The early pioneer of the Middlewest appreciated the value of the nut trees which grew abundantly along the river bottoms. In his tiny sod hut, riding at anchor in a sea of bil1owing prairie, he knew that the stored bushels of black walnuts and hickories would nourish him when the bitter lash of a prairie winter drove the wallowing herds of bison toward the southland. The years rolled by and the oncoming hosts of civilization fenced the prairie. The sod hut gave way to modern farm homes, and the nut trees were cut to furnish pasturage for steer and hog. At that time the fat hog and steer were considered the prime source of fat and protein, but today a tremendously increasing population brings us to realize that the day is not far hence when the nut tree will assert itself as a more efficient producer of fat than its animal competitor. But the farmer is not particularly concerned with the problems of future generations. He wishes to know the status of the nut tree today.
"The Nut Tree in the Middle West,"
Ames Forester: Vol. 13
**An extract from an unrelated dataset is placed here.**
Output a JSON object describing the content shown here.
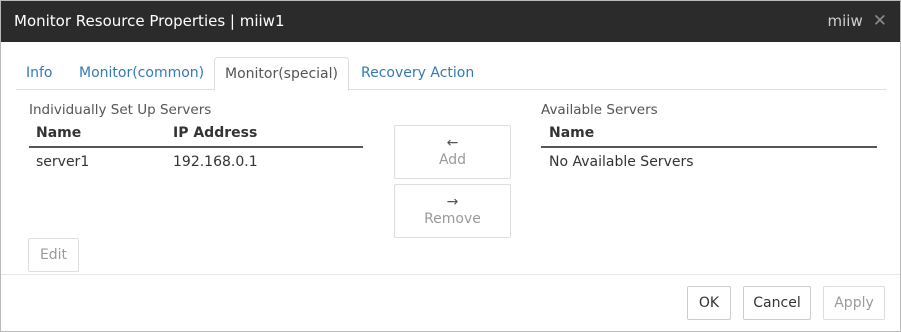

, Article 7.
Available at: https://lib.dr.iastate.edu/amesforester/vol13/iss1/7